Component data from apps and pages
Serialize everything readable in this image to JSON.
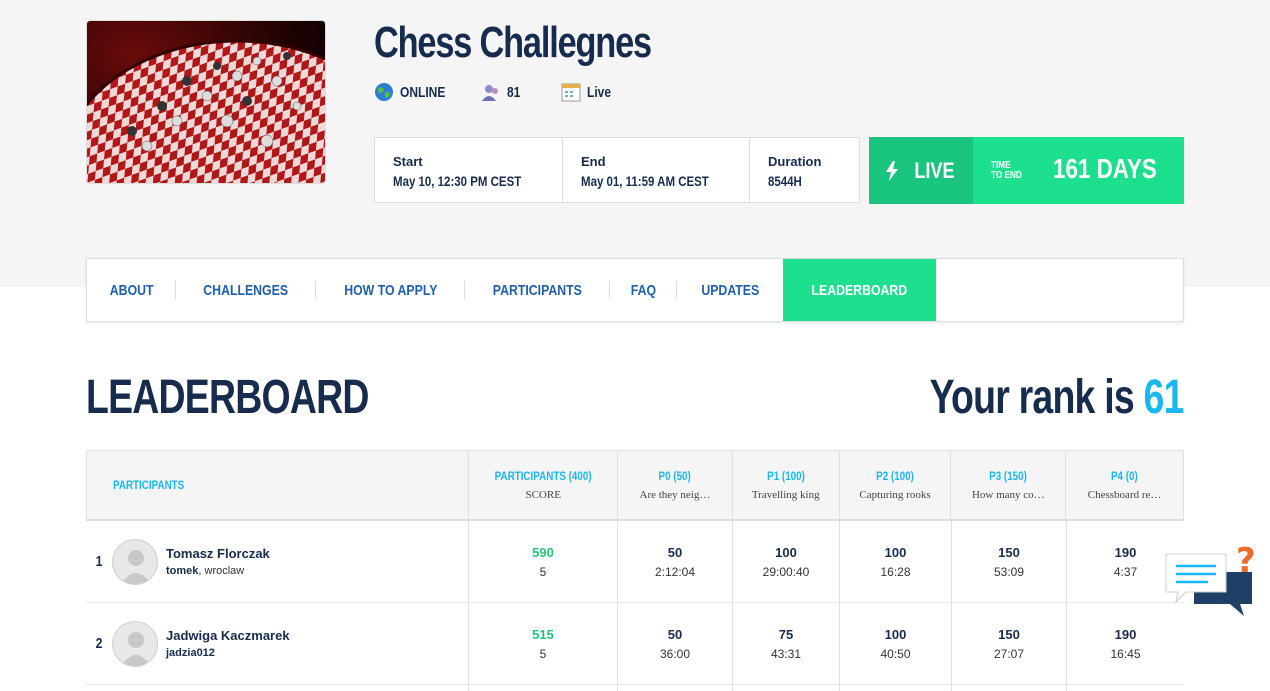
{
  "header": {
    "title": "Chess Challegnes",
    "status": "ONLINE",
    "participants_count": "81",
    "mode": "Live"
  },
  "dates": {
    "start_label": "Start",
    "start_value": "May 10, 12:30 PM CEST",
    "end_label": "End",
    "end_value": "May 01, 11:59 AM CEST",
    "duration_label": "Duration",
    "duration_value": "8544H"
  },
  "live": {
    "label": "LIVE",
    "time_to_end_line1": "TIME",
    "time_to_end_line2": "TO END",
    "remaining": "161 DAYS"
  },
  "tabs": [
    "ABOUT",
    "CHALLENGES",
    "HOW TO APPLY",
    "PARTICIPANTS",
    "FAQ",
    "UPDATES",
    "LEADERBOARD"
  ],
  "leaderboard": {
    "title": "LEADERBOARD",
    "rank_prefix": "Your rank is",
    "rank_value": "61",
    "columns": [
      {
        "h1": "PARTICIPANTS",
        "h2": ""
      },
      {
        "h1": "PARTICIPANTS (400)",
        "h2": "SCORE"
      },
      {
        "h1": "P0 (50)",
        "h2": "Are they neig…"
      },
      {
        "h1": "P1 (100)",
        "h2": "Travelling king"
      },
      {
        "h1": "P2 (100)",
        "h2": "Capturing rooks"
      },
      {
        "h1": "P3 (150)",
        "h2": "How many co…"
      },
      {
        "h1": "P4 (0)",
        "h2": "Chessboard re…"
      }
    ],
    "rows": [
      {
        "rank": "1",
        "name": "Tomasz Florczak",
        "login": "tomek",
        "city": ", wroclaw",
        "score": "590",
        "score_sub": "5",
        "cells": [
          [
            "50",
            "2:12:04"
          ],
          [
            "100",
            "29:00:40"
          ],
          [
            "100",
            "16:28"
          ],
          [
            "150",
            "53:09"
          ],
          [
            "190",
            "4:37"
          ]
        ]
      },
      {
        "rank": "2",
        "name": "Jadwiga Kaczmarek",
        "login": "jadzia012",
        "city": "",
        "score": "515",
        "score_sub": "5",
        "cells": [
          [
            "50",
            "36:00"
          ],
          [
            "75",
            "43:31"
          ],
          [
            "100",
            "40:50"
          ],
          [
            "150",
            "27:07"
          ],
          [
            "190",
            "16:45"
          ]
        ]
      }
    ]
  },
  "colors": {
    "navy": "#172b4d",
    "green": "#1de08f",
    "green_dark": "#19c47f",
    "blue": "#1ab6f0",
    "tab_blue": "#1f5fa8"
  },
  "icons": [
    "globe-icon",
    "users-icon",
    "calendar-icon",
    "lightning-icon",
    "chat-help-icon",
    "avatar-placeholder-icon"
  ]
}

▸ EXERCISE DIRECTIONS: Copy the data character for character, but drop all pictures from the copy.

▸ RESULT OF THIS EXERCISE:
Serialize everything readable in this image to JSON.
{
  "header": {
    "title": "Chess Challegnes",
    "status": "ONLINE",
    "participants_count": "81",
    "mode": "Live"
  },
  "dates": {
    "start_label": "Start",
    "start_value": "May 10, 12:30 PM CEST",
    "end_label": "End",
    "end_value": "May 01, 11:59 AM CEST",
    "duration_label": "Duration",
    "duration_value": "8544H"
  },
  "live": {
    "label": "LIVE",
    "time_to_end_line1": "TIME",
    "time_to_end_line2": "TO END",
    "remaining": "161 DAYS"
  },
  "tabs": [
    "ABOUT",
    "CHALLENGES",
    "HOW TO APPLY",
    "PARTICIPANTS",
    "FAQ",
    "UPDATES",
    "LEADERBOARD"
  ],
  "leaderboard": {
    "title": "LEADERBOARD",
    "rank_prefix": "Your rank is",
    "rank_value": "61",
    "columns": [
      {
        "h1": "PARTICIPANTS",
        "h2": ""
      },
      {
        "h1": "PARTICIPANTS (400)",
        "h2": "SCORE"
      },
      {
        "h1": "P0 (50)",
        "h2": "Are they neig…"
      },
      {
        "h1": "P1 (100)",
        "h2": "Travelling king"
      },
      {
        "h1": "P2 (100)",
        "h2": "Capturing rooks"
      },
      {
        "h1": "P3 (150)",
        "h2": "How many co…"
      },
      {
        "h1": "P4 (0)",
        "h2": "Chessboard re…"
      }
    ],
    "rows": [
      {
        "rank": "1",
        "name": "Tomasz Florczak",
        "login": "tomek",
        "city": ", wroclaw",
        "score": "590",
        "score_sub": "5",
        "cells": [
          [
            "50",
            "2:12:04"
          ],
          [
            "100",
            "29:00:40"
          ],
          [
            "100",
            "16:28"
          ],
          [
            "150",
            "53:09"
          ],
          [
            "190",
            "4:37"
          ]
        ]
      },
      {
        "rank": "2",
        "name": "Jadwiga Kaczmarek",
        "login": "jadzia012",
        "city": "",
        "score": "515",
        "score_sub": "5",
        "cells": [
          [
            "50",
            "36:00"
          ],
          [
            "75",
            "43:31"
          ],
          [
            "100",
            "40:50"
          ],
          [
            "150",
            "27:07"
          ],
          [
            "190",
            "16:45"
          ]
        ]
      }
    ]
  },
  "colors": {
    "navy": "#172b4d",
    "green": "#1de08f",
    "green_dark": "#19c47f",
    "blue": "#1ab6f0",
    "tab_blue": "#1f5fa8"
  },
  "icons": [
    "globe-icon",
    "users-icon",
    "calendar-icon",
    "lightning-icon",
    "chat-help-icon",
    "avatar-placeholder-icon"
  ]
}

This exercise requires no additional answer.